- **WHAT YOU WILL DO**: Copy every line of the records below that holds the word "year".

- **RECORDS FOR PROCESSING**:

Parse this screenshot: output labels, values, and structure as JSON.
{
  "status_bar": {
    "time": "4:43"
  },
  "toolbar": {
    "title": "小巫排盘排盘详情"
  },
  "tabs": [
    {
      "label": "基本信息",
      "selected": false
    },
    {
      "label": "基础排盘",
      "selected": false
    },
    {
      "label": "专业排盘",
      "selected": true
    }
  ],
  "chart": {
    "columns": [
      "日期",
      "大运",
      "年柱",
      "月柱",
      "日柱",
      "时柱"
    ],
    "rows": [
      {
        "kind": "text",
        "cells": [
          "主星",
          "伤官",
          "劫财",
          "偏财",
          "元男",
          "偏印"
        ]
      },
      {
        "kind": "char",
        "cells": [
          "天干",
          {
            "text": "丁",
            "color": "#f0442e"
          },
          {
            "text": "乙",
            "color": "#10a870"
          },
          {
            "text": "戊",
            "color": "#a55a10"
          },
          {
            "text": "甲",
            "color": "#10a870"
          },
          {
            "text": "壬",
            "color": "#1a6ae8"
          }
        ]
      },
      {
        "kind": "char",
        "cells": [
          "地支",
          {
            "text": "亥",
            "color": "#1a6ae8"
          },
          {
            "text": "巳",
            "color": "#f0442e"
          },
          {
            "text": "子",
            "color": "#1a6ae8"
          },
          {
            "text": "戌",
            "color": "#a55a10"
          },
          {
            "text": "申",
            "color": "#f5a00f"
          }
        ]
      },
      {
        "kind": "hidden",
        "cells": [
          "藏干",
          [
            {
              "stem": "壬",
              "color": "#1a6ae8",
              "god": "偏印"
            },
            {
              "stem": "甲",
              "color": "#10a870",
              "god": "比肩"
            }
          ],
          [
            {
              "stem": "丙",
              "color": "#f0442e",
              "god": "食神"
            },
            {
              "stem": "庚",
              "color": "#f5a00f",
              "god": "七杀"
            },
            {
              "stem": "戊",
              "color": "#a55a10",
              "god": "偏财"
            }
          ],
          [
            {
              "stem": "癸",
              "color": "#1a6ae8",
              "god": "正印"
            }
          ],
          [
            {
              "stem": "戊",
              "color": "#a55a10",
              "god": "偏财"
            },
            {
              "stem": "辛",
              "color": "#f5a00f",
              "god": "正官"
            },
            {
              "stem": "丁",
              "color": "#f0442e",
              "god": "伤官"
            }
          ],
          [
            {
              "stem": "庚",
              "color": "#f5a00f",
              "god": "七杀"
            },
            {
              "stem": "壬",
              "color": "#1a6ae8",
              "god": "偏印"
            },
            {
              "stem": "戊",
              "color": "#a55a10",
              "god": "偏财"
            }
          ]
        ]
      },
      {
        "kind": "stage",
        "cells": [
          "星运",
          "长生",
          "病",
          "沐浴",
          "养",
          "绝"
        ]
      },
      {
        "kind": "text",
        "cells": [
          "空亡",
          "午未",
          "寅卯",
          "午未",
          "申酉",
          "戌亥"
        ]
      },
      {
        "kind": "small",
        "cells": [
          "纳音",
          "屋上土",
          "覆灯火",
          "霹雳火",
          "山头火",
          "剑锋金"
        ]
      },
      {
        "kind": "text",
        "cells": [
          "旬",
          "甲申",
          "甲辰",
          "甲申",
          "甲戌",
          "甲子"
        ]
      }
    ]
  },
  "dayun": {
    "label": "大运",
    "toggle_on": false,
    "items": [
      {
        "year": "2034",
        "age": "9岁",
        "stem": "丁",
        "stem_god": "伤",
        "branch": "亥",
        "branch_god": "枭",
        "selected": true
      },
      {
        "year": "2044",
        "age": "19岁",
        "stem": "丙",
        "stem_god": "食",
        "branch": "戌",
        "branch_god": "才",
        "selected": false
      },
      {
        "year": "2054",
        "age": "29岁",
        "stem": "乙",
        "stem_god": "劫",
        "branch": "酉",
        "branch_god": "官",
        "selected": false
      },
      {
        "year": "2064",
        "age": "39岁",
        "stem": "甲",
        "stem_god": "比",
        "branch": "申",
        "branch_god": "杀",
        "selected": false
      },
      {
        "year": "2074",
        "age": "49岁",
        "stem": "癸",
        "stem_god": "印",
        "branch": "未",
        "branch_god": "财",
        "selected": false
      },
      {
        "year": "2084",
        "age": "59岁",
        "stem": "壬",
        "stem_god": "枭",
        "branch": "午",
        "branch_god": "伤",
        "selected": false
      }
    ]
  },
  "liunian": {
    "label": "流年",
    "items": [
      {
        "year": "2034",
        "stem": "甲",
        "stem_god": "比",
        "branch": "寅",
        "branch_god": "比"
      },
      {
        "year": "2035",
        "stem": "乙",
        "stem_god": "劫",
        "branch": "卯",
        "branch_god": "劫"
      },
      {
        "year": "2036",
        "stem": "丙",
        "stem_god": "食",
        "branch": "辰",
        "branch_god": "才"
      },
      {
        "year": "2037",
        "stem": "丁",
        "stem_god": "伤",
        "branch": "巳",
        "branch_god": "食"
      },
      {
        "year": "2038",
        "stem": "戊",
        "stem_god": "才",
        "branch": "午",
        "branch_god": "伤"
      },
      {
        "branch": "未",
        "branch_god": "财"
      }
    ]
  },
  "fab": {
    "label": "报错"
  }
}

- **OUTPUT OF THE TASK**:
        "year": "2034",
        "year": "2044",
        "year": "2054",
        "year": "2064",
        "year": "2074",
        "year": "2084",
        "year": "2034",
        "year": "2035",
        "year": "2036",
        "year": "2037",
        "year": "2038",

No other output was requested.